_EXERCISE OBJECTIVE_:
Could you copy every record exactly, leaving the pictures behind?

[Website and app data records]
○ ○ ○
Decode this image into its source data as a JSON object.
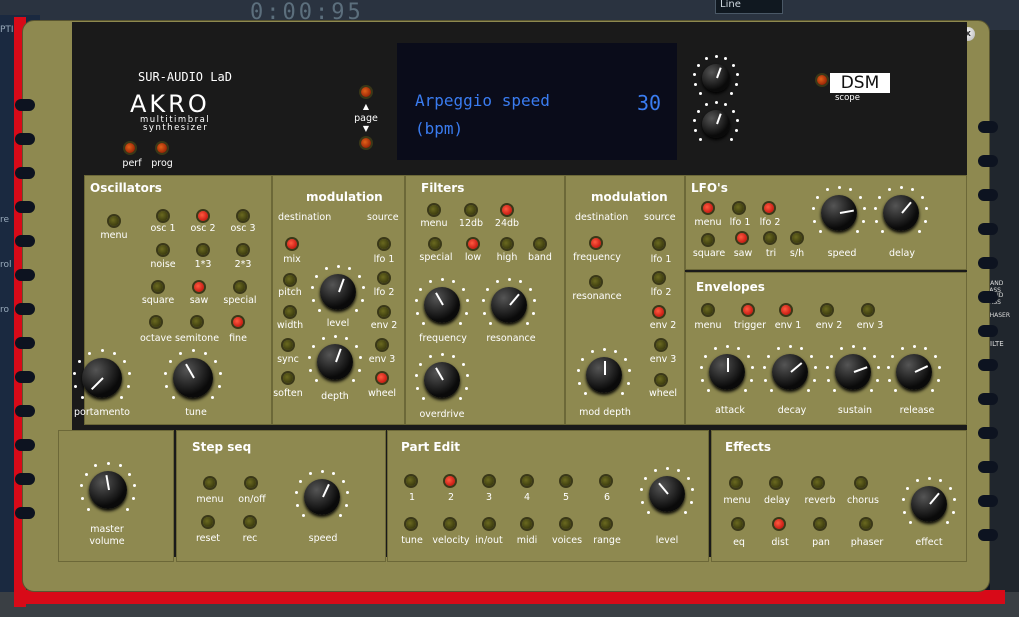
{
  "host": {
    "clock": "0:00:95",
    "line_select": "Line",
    "left_labels": [
      "PTIO",
      "re",
      "rol",
      "ro"
    ],
    "right_labels": [
      "BAND PASS",
      "BAND PASS",
      "PHASER",
      "ILTE"
    ]
  },
  "window": {
    "minimize": "–",
    "close": "x"
  },
  "brand": {
    "maker": "SUR-AUDIO LaD",
    "model": "AKRO",
    "line1": "multitimbral",
    "line2": "synthesizer",
    "perf": "perf",
    "prog": "prog",
    "page": "page",
    "scope": "scope",
    "dsm": "DSM"
  },
  "display": {
    "line1": "Arpeggio speed",
    "line2": "(bpm)",
    "value": "30"
  },
  "oscillators": {
    "title": "Oscillators",
    "menu": "menu",
    "osc1": "osc 1",
    "osc2": "osc 2",
    "osc3": "osc 3",
    "noise": "noise",
    "r13": "1*3",
    "r23": "2*3",
    "square": "square",
    "saw": "saw",
    "special": "special",
    "octave": "octave",
    "semitone": "semitone",
    "fine": "fine",
    "portamento": "portamento",
    "tune": "tune"
  },
  "modulation1": {
    "title": "modulation",
    "destination": "destination",
    "source": "source",
    "mix": "mix",
    "pitch": "pitch",
    "width": "width",
    "sync": "sync",
    "soften": "soften",
    "level": "level",
    "depth": "depth",
    "lfo1": "lfo 1",
    "lfo2": "lfo 2",
    "env2": "env 2",
    "env3": "env 3",
    "wheel": "wheel"
  },
  "filters": {
    "title": "Filters",
    "menu": "menu",
    "db12": "12db",
    "db24": "24db",
    "special": "special",
    "low": "low",
    "high": "high",
    "band": "band",
    "frequency": "frequency",
    "resonance": "resonance",
    "overdrive": "overdrive"
  },
  "modulation2": {
    "title": "modulation",
    "destination": "destination",
    "source": "source",
    "frequency": "frequency",
    "resonance": "resonance",
    "lfo1": "lfo 1",
    "lfo2": "lfo 2",
    "env2": "env 2",
    "env3": "env 3",
    "wheel": "wheel",
    "mod_depth": "mod depth"
  },
  "lfos": {
    "title": "LFO's",
    "menu": "menu",
    "lfo1": "lfo 1",
    "lfo2": "lfo 2",
    "square": "square",
    "saw": "saw",
    "tri": "tri",
    "sh": "s/h",
    "speed": "speed",
    "delay": "delay"
  },
  "envelopes": {
    "title": "Envelopes",
    "menu": "menu",
    "trigger": "trigger",
    "env1": "env 1",
    "env2": "env 2",
    "env3": "env 3",
    "attack": "attack",
    "decay": "decay",
    "sustain": "sustain",
    "release": "release"
  },
  "master": {
    "label1": "master",
    "label2": "volume"
  },
  "stepseq": {
    "title": "Step seq",
    "menu": "menu",
    "onoff": "on/off",
    "reset": "reset",
    "rec": "rec",
    "speed": "speed"
  },
  "partedit": {
    "title": "Part Edit",
    "p1": "1",
    "p2": "2",
    "p3": "3",
    "p4": "4",
    "p5": "5",
    "p6": "6",
    "tune": "tune",
    "velocity": "velocity",
    "inout": "in/out",
    "midi": "midi",
    "voices": "voices",
    "range": "range",
    "level": "level"
  },
  "effects": {
    "title": "Effects",
    "menu": "menu",
    "delay": "delay",
    "reverb": "reverb",
    "chorus": "chorus",
    "eq": "eq",
    "dist": "dist",
    "pan": "pan",
    "phaser": "phaser",
    "effect": "effect"
  },
  "colors": {
    "body": "#8e8950",
    "led_on": "#ff3a20",
    "lcd_text": "#3a7cf0"
  }
}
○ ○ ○
_RESULT BELOW_:
Decode this image into its source data as a JSON object.
{
  "host": {
    "clock": "0:00:95",
    "line_select": "Line",
    "left_labels": [
      "PTIO",
      "re",
      "rol",
      "ro"
    ],
    "right_labels": [
      "BAND PASS",
      "BAND PASS",
      "PHASER",
      "ILTE"
    ]
  },
  "window": {
    "minimize": "–",
    "close": "x"
  },
  "brand": {
    "maker": "SUR-AUDIO LaD",
    "model": "AKRO",
    "line1": "multitimbral",
    "line2": "synthesizer",
    "perf": "perf",
    "prog": "prog",
    "page": "page",
    "scope": "scope",
    "dsm": "DSM"
  },
  "display": {
    "line1": "Arpeggio speed",
    "line2": "(bpm)",
    "value": "30"
  },
  "oscillators": {
    "title": "Oscillators",
    "menu": "menu",
    "osc1": "osc 1",
    "osc2": "osc 2",
    "osc3": "osc 3",
    "noise": "noise",
    "r13": "1*3",
    "r23": "2*3",
    "square": "square",
    "saw": "saw",
    "special": "special",
    "octave": "octave",
    "semitone": "semitone",
    "fine": "fine",
    "portamento": "portamento",
    "tune": "tune"
  },
  "modulation1": {
    "title": "modulation",
    "destination": "destination",
    "source": "source",
    "mix": "mix",
    "pitch": "pitch",
    "width": "width",
    "sync": "sync",
    "soften": "soften",
    "level": "level",
    "depth": "depth",
    "lfo1": "lfo 1",
    "lfo2": "lfo 2",
    "env2": "env 2",
    "env3": "env 3",
    "wheel": "wheel"
  },
  "filters": {
    "title": "Filters",
    "menu": "menu",
    "db12": "12db",
    "db24": "24db",
    "special": "special",
    "low": "low",
    "high": "high",
    "band": "band",
    "frequency": "frequency",
    "resonance": "resonance",
    "overdrive": "overdrive"
  },
  "modulation2": {
    "title": "modulation",
    "destination": "destination",
    "source": "source",
    "frequency": "frequency",
    "resonance": "resonance",
    "lfo1": "lfo 1",
    "lfo2": "lfo 2",
    "env2": "env 2",
    "env3": "env 3",
    "wheel": "wheel",
    "mod_depth": "mod depth"
  },
  "lfos": {
    "title": "LFO's",
    "menu": "menu",
    "lfo1": "lfo 1",
    "lfo2": "lfo 2",
    "square": "square",
    "saw": "saw",
    "tri": "tri",
    "sh": "s/h",
    "speed": "speed",
    "delay": "delay"
  },
  "envelopes": {
    "title": "Envelopes",
    "menu": "menu",
    "trigger": "trigger",
    "env1": "env 1",
    "env2": "env 2",
    "env3": "env 3",
    "attack": "attack",
    "decay": "decay",
    "sustain": "sustain",
    "release": "release"
  },
  "master": {
    "label1": "master",
    "label2": "volume"
  },
  "stepseq": {
    "title": "Step seq",
    "menu": "menu",
    "onoff": "on/off",
    "reset": "reset",
    "rec": "rec",
    "speed": "speed"
  },
  "partedit": {
    "title": "Part Edit",
    "p1": "1",
    "p2": "2",
    "p3": "3",
    "p4": "4",
    "p5": "5",
    "p6": "6",
    "tune": "tune",
    "velocity": "velocity",
    "inout": "in/out",
    "midi": "midi",
    "voices": "voices",
    "range": "range",
    "level": "level"
  },
  "effects": {
    "title": "Effects",
    "menu": "menu",
    "delay": "delay",
    "reverb": "reverb",
    "chorus": "chorus",
    "eq": "eq",
    "dist": "dist",
    "pan": "pan",
    "phaser": "phaser",
    "effect": "effect"
  },
  "colors": {
    "body": "#8e8950",
    "led_on": "#ff3a20",
    "lcd_text": "#3a7cf0"
  }
}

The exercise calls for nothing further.